Planning and Managing Distance Education Systems: System Modeling
Farhad Saba, Ph. D.
Founder and Editor, Distance-Educator.com
In this series of articles, I presented a hierarchical model of distance education consisting of seven interrelated nested systems levels. These systems have been present in most distance education organizations that I observed, or planned and built over the past 30 years. In the previous weeks, I discussed Hardware, Software, Telecommunications, Instructional, Educational, Societal and Global Systems Levels. In this article the process of modeling will be explained in further detail so that you could start the planning process for your organization. I hope that conducting the environmental scan as presented in the previous article has given you a better appreciation of the components of the technology-based educational programs in your organization and the interrelationships among such components. We also hope that you realize that the environmental scan can be an iterative activity, and as you learn more about the modeling process, you would be able to develop more comprehensive models of your organization by reviewing the components and processes involved in your institution. Keep in mind that each institution is unique and the purpose of learning the modeling process is to create a unique plan for the future development of your institution as no one model or solution can be developed and applied to all institutions.
Systems methodology is a means of analyzing parts of a whole and understanding the relationships among them in formal mathematical language.
As an introduction to the modeling process, a simple distance education system is presented in this chapter in more detail. This will include:
- Problem definition
- System conceptualization
- Model representation
- Model behavior
- Model evaluation
- Policy analysis and model use
System Methodology for Modeling
Systems methodology is a means of analyzing parts of a whole and understanding the relationships among them in formal mathematical language. This process of analysis and synthesis is based on a set of principles that have developed over the years. The characteristics of systems, outlined in the side bar, are a summary distilled from some of the significant contributors to the field of systems analysis and organization development. (Akoff, 1979; Anderson & Johnson, 1997; Banathy, 1992; Bertalanffy, 1988; Capra, 1982, 1996; Churchman, 1979; Dubin, 1978; Lazlo, 1996; Prigogine, 1997; Roberts et al., 1983; Senge, 1990; Skyttner, 2001).
The human body is a good example of a system. Different organs of the body work together, but they cannot function in isolation. What the body does as a whole is always greater than the sum total of its parts. In other words, humans are capable of sustaining life and thinking in abstract, which has enabled them to develop schools of philosophy, create literature, devise technologies, and change their environment in so many different ways.
Components of a system can be:
- People- e.g., instructors, learners, administrators, policy makers , politicians and employers;
- Objects- e.g., computers and telecommunication lines that make communication among the people possible, and
- Intangibles- e.g., laws, rules, policies and procedures that govern how people and objects function in society, in an organization or in a family.
System Boundary- A system can be composed of any number of these components that work together to make up a school, a university, an extended studies division, an academic department in a college or a distance education program.
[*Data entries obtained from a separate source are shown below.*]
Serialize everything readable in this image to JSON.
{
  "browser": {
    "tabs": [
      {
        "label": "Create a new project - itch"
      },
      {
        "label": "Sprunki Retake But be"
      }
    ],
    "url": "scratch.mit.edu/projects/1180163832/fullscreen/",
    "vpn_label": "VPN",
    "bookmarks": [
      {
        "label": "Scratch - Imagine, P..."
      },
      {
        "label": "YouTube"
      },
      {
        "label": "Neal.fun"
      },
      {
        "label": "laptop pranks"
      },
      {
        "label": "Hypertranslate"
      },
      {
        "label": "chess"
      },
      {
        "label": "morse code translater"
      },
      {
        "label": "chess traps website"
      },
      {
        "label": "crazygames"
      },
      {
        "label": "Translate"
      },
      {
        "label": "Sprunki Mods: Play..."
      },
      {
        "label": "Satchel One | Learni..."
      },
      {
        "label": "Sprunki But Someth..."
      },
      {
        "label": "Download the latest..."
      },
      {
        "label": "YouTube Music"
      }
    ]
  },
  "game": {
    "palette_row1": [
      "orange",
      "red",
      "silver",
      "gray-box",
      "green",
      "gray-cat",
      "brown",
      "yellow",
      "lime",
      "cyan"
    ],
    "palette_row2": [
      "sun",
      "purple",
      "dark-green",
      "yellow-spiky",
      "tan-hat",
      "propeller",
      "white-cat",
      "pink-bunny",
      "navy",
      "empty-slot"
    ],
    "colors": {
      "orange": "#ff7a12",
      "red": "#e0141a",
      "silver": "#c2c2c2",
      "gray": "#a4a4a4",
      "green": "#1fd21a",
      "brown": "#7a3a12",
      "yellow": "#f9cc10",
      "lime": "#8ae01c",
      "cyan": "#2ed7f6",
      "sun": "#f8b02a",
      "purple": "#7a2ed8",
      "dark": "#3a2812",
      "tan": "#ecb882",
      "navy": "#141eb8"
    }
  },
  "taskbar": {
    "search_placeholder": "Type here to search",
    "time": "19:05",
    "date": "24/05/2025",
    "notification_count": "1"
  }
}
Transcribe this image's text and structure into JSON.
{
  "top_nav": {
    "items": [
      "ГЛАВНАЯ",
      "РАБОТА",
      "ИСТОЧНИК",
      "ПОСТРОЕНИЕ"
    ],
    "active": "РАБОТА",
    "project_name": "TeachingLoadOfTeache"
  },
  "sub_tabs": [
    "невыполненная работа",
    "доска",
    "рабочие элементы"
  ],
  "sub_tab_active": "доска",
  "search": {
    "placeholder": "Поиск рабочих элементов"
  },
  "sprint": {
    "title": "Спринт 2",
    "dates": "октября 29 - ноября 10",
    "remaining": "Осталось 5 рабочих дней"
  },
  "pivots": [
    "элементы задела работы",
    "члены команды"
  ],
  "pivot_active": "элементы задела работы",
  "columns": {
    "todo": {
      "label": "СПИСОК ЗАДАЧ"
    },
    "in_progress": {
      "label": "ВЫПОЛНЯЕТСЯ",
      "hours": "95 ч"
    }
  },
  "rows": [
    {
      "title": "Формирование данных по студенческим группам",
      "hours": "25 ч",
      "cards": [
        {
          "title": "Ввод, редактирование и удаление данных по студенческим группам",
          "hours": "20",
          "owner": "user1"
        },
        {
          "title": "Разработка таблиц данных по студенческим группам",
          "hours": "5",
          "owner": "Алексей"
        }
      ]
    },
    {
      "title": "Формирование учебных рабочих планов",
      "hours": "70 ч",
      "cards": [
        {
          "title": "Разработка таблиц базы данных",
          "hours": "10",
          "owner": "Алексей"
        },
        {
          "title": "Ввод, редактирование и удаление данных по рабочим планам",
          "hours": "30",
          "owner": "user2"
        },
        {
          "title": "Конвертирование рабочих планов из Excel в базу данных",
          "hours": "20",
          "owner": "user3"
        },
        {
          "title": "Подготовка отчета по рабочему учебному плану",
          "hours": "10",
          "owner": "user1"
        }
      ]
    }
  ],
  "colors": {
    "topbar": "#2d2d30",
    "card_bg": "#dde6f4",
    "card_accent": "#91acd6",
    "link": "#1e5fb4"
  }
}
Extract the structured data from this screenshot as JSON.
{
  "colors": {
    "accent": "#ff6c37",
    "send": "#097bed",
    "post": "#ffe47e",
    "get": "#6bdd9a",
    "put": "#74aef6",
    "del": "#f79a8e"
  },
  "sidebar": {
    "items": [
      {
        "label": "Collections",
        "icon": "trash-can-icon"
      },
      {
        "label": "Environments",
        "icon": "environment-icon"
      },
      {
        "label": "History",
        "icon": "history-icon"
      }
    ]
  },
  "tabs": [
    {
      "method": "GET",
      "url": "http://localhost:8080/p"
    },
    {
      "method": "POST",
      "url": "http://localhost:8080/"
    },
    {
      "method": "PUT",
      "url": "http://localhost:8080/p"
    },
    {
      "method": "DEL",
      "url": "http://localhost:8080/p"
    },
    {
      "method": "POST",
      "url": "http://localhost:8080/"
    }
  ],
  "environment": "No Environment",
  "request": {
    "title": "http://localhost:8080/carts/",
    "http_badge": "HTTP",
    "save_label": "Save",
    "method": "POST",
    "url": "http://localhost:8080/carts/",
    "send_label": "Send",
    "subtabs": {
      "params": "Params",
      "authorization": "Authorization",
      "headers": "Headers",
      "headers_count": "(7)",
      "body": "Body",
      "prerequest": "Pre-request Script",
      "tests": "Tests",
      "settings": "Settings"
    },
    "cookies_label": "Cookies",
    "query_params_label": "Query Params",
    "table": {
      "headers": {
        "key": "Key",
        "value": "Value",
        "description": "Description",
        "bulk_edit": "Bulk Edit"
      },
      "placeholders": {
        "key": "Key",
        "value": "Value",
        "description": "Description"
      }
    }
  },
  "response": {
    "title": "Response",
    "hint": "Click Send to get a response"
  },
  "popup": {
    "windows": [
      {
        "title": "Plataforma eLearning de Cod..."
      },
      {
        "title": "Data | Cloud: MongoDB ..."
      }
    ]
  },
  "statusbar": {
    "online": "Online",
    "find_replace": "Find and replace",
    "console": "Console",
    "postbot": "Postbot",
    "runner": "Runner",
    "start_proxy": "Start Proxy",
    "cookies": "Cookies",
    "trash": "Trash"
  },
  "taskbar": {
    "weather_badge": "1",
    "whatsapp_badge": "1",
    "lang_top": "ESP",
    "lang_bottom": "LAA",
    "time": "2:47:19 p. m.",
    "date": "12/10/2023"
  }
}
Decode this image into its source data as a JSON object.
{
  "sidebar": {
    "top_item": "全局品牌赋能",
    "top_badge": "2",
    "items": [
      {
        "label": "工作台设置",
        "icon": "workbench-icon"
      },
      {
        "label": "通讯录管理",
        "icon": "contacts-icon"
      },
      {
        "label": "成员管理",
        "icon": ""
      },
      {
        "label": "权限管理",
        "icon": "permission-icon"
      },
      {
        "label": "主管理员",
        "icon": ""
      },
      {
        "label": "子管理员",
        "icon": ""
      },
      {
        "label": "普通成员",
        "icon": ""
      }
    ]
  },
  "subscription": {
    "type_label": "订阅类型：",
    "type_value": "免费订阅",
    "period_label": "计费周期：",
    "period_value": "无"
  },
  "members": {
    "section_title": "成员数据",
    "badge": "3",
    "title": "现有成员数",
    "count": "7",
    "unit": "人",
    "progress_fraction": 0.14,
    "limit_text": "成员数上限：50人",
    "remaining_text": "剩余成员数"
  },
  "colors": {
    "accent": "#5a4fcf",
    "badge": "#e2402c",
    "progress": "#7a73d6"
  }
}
In the planning process the modelers in institutions of higher education might consider these types of organizational units to define the boundary of a system and decide which components should be included in a model. All necessary components must be included in a model for a system to reach its goal but it should not include any unnecessary components.
Saba and Twitchell (1988) developed an example of a very simple system representing selected components of a distance education system to demonstrate the application of systems approach to modeling for distance education organizations. The components for this model were selected from a study of twelve educational broadcasting organizations in Africa, Asia and Europe as well as North and South America by Hawkridge and Robinson (1982). These components presented in the following causal loop diagram in Figure 1 were present in all of the organizations that Hawkridge and Robinson studied. The causal loop diagram also identifies the relationships among these components by feedback loops.
The purpose of the simulation study was twofold: First it was to find out if the initial number o f students enrolled in a distance education system affected the resources allocated to the system? In other words, were there an optimal number of students necessary to generate enough income in a distance education system to make it viable in the long run? Second, the study was to determine how do resources available to a system affected the performance of each system function?
the study focused on resources available to an organization that can be spent on organizational and instructional development, production of instructional materials and dissemination of courses to support a certain number of enrollments.
Put differently, the study focused on resources available to an organization that can be spent on organizational and instructional development, production of instructional materials and dissemination of courses to support a certain number of enrollments. Dissemination of courses in the model leads to enrollments as well as graduates and dropouts. At each point in time student population depends of the number of enrollments minus those that have graduated or dropped out. At each point in time student population determines the resources available to the systems at which point the causal loop repeats itself. This model was run several times based on different assumptions in terms of initial dollar amounts of resources available in order to determine the level of student population which would make the system sustainable based on its income from dissemination of courses. Undoubtedly distance education systems in operation in colleges and universities have more components and are more complex than this model. However, as an initial study in 1988, the objective here was to define the boundary of the system so that it would include a small but sufficient number of components. As it turned out, even this small model had to be expanded a bit to make it operational on a computer. The details of this expansion will be explained as I describe the process of model building in the next article.